DATASET EXTRACT Block Start
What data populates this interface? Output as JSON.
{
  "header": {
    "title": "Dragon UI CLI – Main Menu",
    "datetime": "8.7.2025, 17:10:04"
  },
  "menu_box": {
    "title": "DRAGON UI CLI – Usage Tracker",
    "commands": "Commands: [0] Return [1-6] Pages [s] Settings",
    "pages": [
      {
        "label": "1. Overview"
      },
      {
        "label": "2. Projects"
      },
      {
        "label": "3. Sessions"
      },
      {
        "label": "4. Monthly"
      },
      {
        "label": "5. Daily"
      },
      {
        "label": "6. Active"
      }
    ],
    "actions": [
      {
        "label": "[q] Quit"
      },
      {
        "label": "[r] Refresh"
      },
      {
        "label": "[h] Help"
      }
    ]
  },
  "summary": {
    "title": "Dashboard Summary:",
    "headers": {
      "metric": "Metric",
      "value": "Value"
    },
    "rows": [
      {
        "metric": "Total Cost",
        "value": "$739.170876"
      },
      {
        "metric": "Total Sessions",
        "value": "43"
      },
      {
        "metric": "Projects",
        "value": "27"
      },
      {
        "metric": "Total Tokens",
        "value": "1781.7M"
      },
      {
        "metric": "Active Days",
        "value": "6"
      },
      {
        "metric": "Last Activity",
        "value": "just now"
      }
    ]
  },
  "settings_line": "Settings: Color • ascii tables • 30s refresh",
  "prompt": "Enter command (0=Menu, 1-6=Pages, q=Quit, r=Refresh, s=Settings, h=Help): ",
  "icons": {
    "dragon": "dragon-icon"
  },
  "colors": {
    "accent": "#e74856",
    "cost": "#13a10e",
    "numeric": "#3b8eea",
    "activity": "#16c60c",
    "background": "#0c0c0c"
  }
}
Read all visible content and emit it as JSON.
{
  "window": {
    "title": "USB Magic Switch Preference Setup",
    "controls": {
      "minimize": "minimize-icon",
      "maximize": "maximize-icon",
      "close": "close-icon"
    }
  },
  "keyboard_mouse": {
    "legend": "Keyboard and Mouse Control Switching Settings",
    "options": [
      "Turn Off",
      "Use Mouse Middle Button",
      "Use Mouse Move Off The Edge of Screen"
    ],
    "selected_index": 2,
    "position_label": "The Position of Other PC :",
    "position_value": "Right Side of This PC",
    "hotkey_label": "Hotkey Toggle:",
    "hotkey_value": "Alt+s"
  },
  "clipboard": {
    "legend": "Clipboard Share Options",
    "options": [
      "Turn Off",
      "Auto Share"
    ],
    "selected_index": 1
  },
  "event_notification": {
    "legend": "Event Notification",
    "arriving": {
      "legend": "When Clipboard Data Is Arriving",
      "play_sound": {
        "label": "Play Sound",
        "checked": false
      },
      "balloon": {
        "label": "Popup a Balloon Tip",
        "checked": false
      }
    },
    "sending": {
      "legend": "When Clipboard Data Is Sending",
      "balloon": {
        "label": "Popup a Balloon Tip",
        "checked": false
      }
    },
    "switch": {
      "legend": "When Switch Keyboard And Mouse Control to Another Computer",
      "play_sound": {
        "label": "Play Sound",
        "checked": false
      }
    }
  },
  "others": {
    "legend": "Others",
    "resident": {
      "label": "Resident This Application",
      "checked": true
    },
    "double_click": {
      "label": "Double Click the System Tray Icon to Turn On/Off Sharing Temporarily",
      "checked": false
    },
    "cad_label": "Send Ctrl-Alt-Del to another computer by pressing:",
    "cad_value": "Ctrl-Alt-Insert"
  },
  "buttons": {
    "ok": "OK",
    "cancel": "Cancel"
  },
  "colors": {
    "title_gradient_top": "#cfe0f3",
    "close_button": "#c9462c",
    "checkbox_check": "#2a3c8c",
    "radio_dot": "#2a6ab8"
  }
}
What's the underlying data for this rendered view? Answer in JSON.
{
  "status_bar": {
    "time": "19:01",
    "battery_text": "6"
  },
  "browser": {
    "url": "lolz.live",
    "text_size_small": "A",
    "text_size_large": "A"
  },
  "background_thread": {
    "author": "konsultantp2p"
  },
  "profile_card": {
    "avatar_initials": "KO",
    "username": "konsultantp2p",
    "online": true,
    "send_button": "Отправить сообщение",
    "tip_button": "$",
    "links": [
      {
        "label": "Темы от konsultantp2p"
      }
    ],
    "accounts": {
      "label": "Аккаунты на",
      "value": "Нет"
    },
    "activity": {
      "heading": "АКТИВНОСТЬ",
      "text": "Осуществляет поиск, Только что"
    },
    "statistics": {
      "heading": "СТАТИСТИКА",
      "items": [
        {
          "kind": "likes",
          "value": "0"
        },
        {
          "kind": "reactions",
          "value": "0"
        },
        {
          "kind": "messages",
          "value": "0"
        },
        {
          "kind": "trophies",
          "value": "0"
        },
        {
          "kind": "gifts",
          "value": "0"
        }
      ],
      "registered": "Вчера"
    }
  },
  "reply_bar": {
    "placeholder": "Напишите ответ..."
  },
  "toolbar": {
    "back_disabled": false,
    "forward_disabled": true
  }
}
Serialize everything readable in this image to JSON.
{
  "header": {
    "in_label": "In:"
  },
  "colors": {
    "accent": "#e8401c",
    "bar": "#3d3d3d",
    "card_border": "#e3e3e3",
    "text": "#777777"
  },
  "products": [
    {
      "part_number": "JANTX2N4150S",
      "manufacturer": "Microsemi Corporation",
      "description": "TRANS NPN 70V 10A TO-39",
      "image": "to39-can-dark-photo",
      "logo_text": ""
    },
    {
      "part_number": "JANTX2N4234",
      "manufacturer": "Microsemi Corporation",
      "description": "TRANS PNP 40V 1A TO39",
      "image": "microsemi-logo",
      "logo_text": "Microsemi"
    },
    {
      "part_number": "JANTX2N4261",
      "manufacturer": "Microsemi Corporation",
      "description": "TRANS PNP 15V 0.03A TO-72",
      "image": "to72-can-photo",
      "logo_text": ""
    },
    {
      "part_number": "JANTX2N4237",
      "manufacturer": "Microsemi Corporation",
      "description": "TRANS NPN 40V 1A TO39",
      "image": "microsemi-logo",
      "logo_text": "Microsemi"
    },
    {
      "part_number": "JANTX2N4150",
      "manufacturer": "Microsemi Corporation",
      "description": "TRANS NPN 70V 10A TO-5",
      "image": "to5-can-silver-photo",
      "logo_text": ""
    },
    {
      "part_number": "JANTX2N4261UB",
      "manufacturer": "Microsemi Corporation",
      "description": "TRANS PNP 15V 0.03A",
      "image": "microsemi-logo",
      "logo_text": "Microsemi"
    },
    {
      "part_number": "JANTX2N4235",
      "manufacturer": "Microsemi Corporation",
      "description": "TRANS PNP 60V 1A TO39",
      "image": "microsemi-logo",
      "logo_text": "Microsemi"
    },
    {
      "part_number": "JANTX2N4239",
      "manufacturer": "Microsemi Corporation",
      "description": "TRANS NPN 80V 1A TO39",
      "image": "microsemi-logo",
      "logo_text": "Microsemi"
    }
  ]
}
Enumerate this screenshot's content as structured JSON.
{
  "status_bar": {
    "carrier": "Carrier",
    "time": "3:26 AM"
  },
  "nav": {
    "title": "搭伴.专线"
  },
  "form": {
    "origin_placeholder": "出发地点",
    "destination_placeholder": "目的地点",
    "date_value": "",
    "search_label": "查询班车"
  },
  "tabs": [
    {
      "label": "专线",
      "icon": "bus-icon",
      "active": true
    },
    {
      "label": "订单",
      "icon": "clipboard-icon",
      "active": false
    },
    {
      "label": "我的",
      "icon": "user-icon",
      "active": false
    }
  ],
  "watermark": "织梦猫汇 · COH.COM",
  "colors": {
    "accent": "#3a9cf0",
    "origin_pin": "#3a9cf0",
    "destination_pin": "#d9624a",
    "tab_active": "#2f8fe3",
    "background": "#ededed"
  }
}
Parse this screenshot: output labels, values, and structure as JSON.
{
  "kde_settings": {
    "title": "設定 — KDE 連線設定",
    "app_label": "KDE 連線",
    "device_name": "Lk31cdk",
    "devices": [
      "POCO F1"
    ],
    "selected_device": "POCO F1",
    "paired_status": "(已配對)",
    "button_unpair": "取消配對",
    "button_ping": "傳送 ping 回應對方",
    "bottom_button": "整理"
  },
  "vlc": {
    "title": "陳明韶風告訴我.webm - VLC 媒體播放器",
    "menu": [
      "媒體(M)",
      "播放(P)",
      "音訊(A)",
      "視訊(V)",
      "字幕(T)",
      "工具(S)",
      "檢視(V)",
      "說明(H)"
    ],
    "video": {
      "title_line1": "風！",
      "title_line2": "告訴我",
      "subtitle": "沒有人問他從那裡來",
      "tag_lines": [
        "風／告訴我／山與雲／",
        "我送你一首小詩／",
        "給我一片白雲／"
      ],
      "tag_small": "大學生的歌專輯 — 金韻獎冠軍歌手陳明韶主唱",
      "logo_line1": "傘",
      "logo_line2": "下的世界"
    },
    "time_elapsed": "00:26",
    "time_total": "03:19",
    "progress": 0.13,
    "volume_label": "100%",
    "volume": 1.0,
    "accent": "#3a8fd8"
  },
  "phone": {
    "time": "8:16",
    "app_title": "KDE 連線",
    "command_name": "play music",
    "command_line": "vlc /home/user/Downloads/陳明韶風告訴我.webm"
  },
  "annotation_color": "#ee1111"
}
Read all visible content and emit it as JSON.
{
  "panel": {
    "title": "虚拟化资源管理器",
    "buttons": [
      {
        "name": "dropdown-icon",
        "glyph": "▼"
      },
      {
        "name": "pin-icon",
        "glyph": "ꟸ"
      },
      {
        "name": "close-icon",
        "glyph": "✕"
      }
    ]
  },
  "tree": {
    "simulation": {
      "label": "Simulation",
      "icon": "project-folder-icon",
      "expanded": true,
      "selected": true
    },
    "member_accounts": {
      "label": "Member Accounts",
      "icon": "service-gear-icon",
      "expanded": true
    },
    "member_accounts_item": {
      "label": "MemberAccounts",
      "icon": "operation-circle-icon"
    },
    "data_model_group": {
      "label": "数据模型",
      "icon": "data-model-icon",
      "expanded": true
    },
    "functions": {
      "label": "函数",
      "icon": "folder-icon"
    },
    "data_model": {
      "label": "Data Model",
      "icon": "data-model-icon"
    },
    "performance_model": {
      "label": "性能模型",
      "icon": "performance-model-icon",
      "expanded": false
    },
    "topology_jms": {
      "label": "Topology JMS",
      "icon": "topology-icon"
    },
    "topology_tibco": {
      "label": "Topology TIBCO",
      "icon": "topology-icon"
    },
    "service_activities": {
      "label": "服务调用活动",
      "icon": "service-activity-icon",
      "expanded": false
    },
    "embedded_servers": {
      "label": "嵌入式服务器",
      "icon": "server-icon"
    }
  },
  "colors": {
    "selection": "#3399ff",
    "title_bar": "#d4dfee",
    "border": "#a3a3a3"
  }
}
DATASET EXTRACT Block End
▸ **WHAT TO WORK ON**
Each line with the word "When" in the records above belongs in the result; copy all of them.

▸ **RESULT OF THIS TASK**
      "legend": "When Clipboard Data Is Arriving",
      "legend": "When Clipboard Data Is Sending",
      "legend": "When Switch Keyboard And Mouse Control to Another Computer",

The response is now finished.